The latest iteration of Schindler’s destination-dispatch elevator technology, myPORT creates a smart-building access system with users’ cellphones. “What started out as a way to get better perfor­mance from elevators has become a sophisticated interface,” says Jeff Blain, manager of destination products for the company. The free iPhone and Android app employs Bluetooth technology to summon an elevator. But it’s able to unlock and open doors, too: a boon for disabled users.

The myPORT app serves as a building key, allowing registered residents to pass security; it then calls an elevator for them. Residents can also send visitors a text message with a unique color video that can be used at a myPORT terminal for onetime entry. Schindler tried QR codes for this feature, says Blain, but the images’ geometry tended to misalign; the video works no matter how a phone screen is held to the scanner. “We couldn’t find the right technology,” he notes, so Schindler developed its own.

Introduced stateside last spring, myPORT is in use at the new ground-floor headquarters of the Independent Living Resource Center of San Francisco (ILRCSF), a disability-rights advocacy organization Schindler had previously partnered with on product development. All ILRCSF employees have some sort of physical or mental challenge, and the system assists them with entry and office doors. The partnership offers the manu-facturer an intimate opportunity to “understand those with special needs,” says Blain. It also gives Schindler a chance to study how myPORT can facilitate independence and seamless movement for all.

History Lesson

Access Granted

Access Granted

Present Architecture’s revitalization of an 1880s building in Portland, Maine, included a custom blackened-steel interior stairway whose design alternates between fine and solid forms.

Photos courtesy Present Architecture

When present architecture undertook the revitalization of 660 Congress Street in Portland, Maine, the boarded-up 1886 building came with a landmarked facade and a burned-out interior. Given this blank slate, firm cofounders Andre Guimond and Evan Erlebacher took every opportunity to showcase their pro­cliv­ity for subdued modernism throughout the building, most notably in the custom-designed, blackened-steel interior stairway con- necting the residences on the second and third floors.

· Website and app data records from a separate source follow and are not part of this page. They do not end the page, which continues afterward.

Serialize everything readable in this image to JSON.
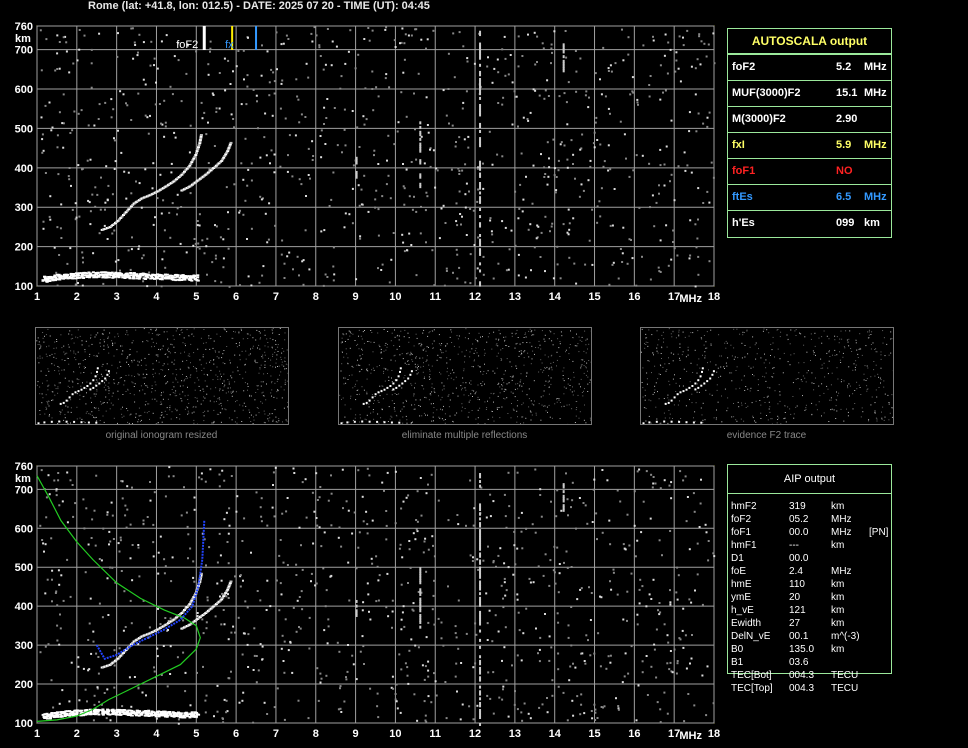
{
  "header": {
    "title": "Rome (lat: +41.8, lon: 012.5) - DATE: 2025 07 20 - TIME (UT): 04:45"
  },
  "colors": {
    "grid": "#a0a0a0",
    "axis_label": "#ffffff",
    "trace_white": "#ffffff",
    "trace_gray": "#bdbdbd",
    "profile_green": "#22cc22",
    "profile_blue": "#2244ff",
    "marker_yellow": "#ffee00",
    "marker_blue": "#3399ff",
    "panel_border": "#9be89b",
    "label_yellow": "#ffff66",
    "label_red": "#ff2222",
    "label_blue": "#3399ff"
  },
  "autoscala": {
    "title": "AUTOSCALA output",
    "rows": [
      {
        "label": "foF2",
        "value": "5.2",
        "unit": "MHz",
        "color": "#ffffff"
      },
      {
        "label": "MUF(3000)F2",
        "value": "15.1",
        "unit": "MHz",
        "color": "#ffffff"
      },
      {
        "label": "M(3000)F2",
        "value": "2.90",
        "unit": "",
        "color": "#ffffff"
      },
      {
        "label": "fxI",
        "value": "5.9",
        "unit": "MHz",
        "color": "#ffff66"
      },
      {
        "label": "foF1",
        "value": "NO",
        "unit": "",
        "color": "#ff2222"
      },
      {
        "label": "ftEs",
        "value": "6.5",
        "unit": "MHz",
        "color": "#3399ff"
      },
      {
        "label": "h'Es",
        "value": "099",
        "unit": "km",
        "color": "#ffffff"
      }
    ]
  },
  "aip": {
    "title": "AIP output",
    "rows": [
      {
        "label": "hmF2",
        "value": "319",
        "unit": "km",
        "extra": ""
      },
      {
        "label": "foF2",
        "value": "05.2",
        "unit": "MHz",
        "extra": ""
      },
      {
        "label": "foF1",
        "value": "00.0",
        "unit": "MHz",
        "extra": "[PN]"
      },
      {
        "label": "hmF1",
        "value": "---",
        "unit": "km",
        "extra": ""
      },
      {
        "label": "D1",
        "value": "00.0",
        "unit": "",
        "extra": ""
      },
      {
        "label": "foE",
        "value": "2.4",
        "unit": "MHz",
        "extra": ""
      },
      {
        "label": "hmE",
        "value": "110",
        "unit": "km",
        "extra": ""
      },
      {
        "label": "ymE",
        "value": "20",
        "unit": "km",
        "extra": ""
      },
      {
        "label": "h_vE",
        "value": "121",
        "unit": "km",
        "extra": ""
      },
      {
        "label": "Ewidth",
        "value": "27",
        "unit": "km",
        "extra": ""
      },
      {
        "label": "DelN_vE",
        "value": "00.1",
        "unit": "m^(-3)",
        "extra": ""
      },
      {
        "label": "B0",
        "value": "135.0",
        "unit": "km",
        "extra": ""
      },
      {
        "label": "B1",
        "value": "03.6",
        "unit": "",
        "extra": ""
      },
      {
        "label": "TEC[Bot]",
        "value": "004.3",
        "unit": "TECU",
        "extra": ""
      },
      {
        "label": "TEC[Top]",
        "value": "004.3",
        "unit": "TECU",
        "extra": ""
      }
    ]
  },
  "thumbnails": [
    {
      "caption": "original ionogram resized"
    },
    {
      "caption": "eliminate multiple reflections"
    },
    {
      "caption": "evidence F2 trace"
    }
  ],
  "markers": {
    "foF2_label": "foF2",
    "fx_label": "fx",
    "foF2": 5.2,
    "fxI": 5.9,
    "ftEs": 6.5
  },
  "chart_data": [
    {
      "type": "scatter",
      "name_hint": "top-ionogram",
      "xlabel": "MHz",
      "ylabel": "km",
      "xlim": [
        1,
        18
      ],
      "ylim": [
        100,
        760
      ],
      "x_ticks": [
        1,
        2,
        3,
        4,
        5,
        6,
        7,
        8,
        9,
        10,
        11,
        12,
        13,
        14,
        15,
        16,
        17,
        18
      ],
      "y_ticks": [
        100,
        200,
        300,
        400,
        500,
        600,
        700,
        760
      ],
      "grid": true,
      "series": [
        {
          "type": "ordinary_trace",
          "x": [
            2.6,
            2.8,
            3.0,
            3.2,
            3.4,
            3.6,
            3.8,
            4.0,
            4.2,
            4.4,
            4.6,
            4.8,
            4.95,
            5.05,
            5.1
          ],
          "y": [
            245,
            252,
            268,
            290,
            312,
            325,
            333,
            343,
            355,
            368,
            385,
            408,
            435,
            465,
            490
          ]
        },
        {
          "type": "extraordinary_trace",
          "x": [
            4.6,
            4.8,
            5.0,
            5.2,
            5.4,
            5.6,
            5.75,
            5.85
          ],
          "y": [
            345,
            355,
            370,
            385,
            402,
            420,
            445,
            470
          ]
        },
        {
          "type": "E_layer",
          "x": [
            1.1,
            1.5,
            2.0,
            2.5,
            3.0,
            3.5,
            4.0,
            4.5,
            5.0
          ],
          "y": [
            112,
            118,
            122,
            124,
            123,
            121,
            119,
            117,
            116
          ]
        }
      ]
    },
    {
      "type": "scatter",
      "name_hint": "bottom-ionogram-profile",
      "xlabel": "MHz",
      "ylabel": "km",
      "xlim": [
        1,
        18
      ],
      "ylim": [
        100,
        760
      ],
      "x_ticks": [
        1,
        2,
        3,
        4,
        5,
        6,
        7,
        8,
        9,
        10,
        11,
        12,
        13,
        14,
        15,
        16,
        17,
        18
      ],
      "y_ticks": [
        100,
        200,
        300,
        400,
        500,
        600,
        700,
        760
      ],
      "grid": true,
      "series": [
        {
          "type": "ordinary_trace",
          "x": [
            2.6,
            2.8,
            3.0,
            3.2,
            3.4,
            3.6,
            3.8,
            4.0,
            4.2,
            4.4,
            4.6,
            4.8,
            4.95,
            5.05,
            5.1
          ],
          "y": [
            245,
            252,
            268,
            290,
            312,
            325,
            333,
            343,
            355,
            368,
            385,
            408,
            435,
            465,
            490
          ]
        },
        {
          "type": "extraordinary_trace",
          "x": [
            4.6,
            4.8,
            5.0,
            5.2,
            5.4,
            5.6,
            5.75,
            5.85
          ],
          "y": [
            345,
            355,
            370,
            385,
            402,
            420,
            445,
            470
          ]
        },
        {
          "type": "E_layer",
          "x": [
            1.1,
            1.5,
            2.0,
            2.5,
            3.0,
            3.5,
            4.0,
            4.5,
            5.0
          ],
          "y": [
            112,
            118,
            122,
            124,
            123,
            121,
            119,
            117,
            116
          ]
        },
        {
          "type": "profile_green",
          "x": [
            1.0,
            1.3,
            1.6,
            2.0,
            2.4,
            3.0,
            3.6,
            4.2,
            4.7,
            5.0,
            5.1,
            5.0,
            4.6,
            4.0,
            3.4,
            2.8,
            2.4,
            2.0,
            1.5,
            1.0
          ],
          "y": [
            735,
            680,
            620,
            565,
            520,
            460,
            420,
            390,
            370,
            350,
            319,
            290,
            250,
            220,
            190,
            160,
            135,
            118,
            108,
            104
          ]
        },
        {
          "type": "profile_blue",
          "x": [
            2.5,
            2.7,
            3.0,
            3.4,
            3.8,
            4.2,
            4.6,
            4.9,
            5.05,
            5.15,
            5.2
          ],
          "y": [
            300,
            265,
            275,
            300,
            320,
            340,
            365,
            400,
            450,
            520,
            620
          ]
        }
      ]
    }
  ]
}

The New York City–based architects settled on a metal balustrade early in the design process. Guimond said their initial ideas, which ranged from “opaque and solid to organic or algorithmic,” reflected the partners’ earlier stints at Toyo Ito (Guimond) and Zaha Hadid (Erlebacher). Yet the final, understated solution—thin but wide balusters that alternate between fine and solid vertical lines—embodies the evolving style of the pair’s five-year-old studio.

Guimond credits the fabricators at Cumberland Ironworks and Larry Wichroski of Engineering Design Professionals with helping Present Architecture understand what was tech­nically and structurally feasible within the client’s $52,000 stair budget ($29,000 of it went to metalwork). Cumberland shop-fabricated the staircase in four pieces, which were then trucked to the jobsite and threaded through the front-door opening. The entire process, completed in one day, proved faster and more accurate than on-site fabrication would have been.

With the stairway, Guimond explains, “we wanted to be sensitive to the existing building.” But the journey to the winning design, he adds, helped Erlebacher and him “better understand where [the firm] was headed ” both stylistically and intellectually. —BA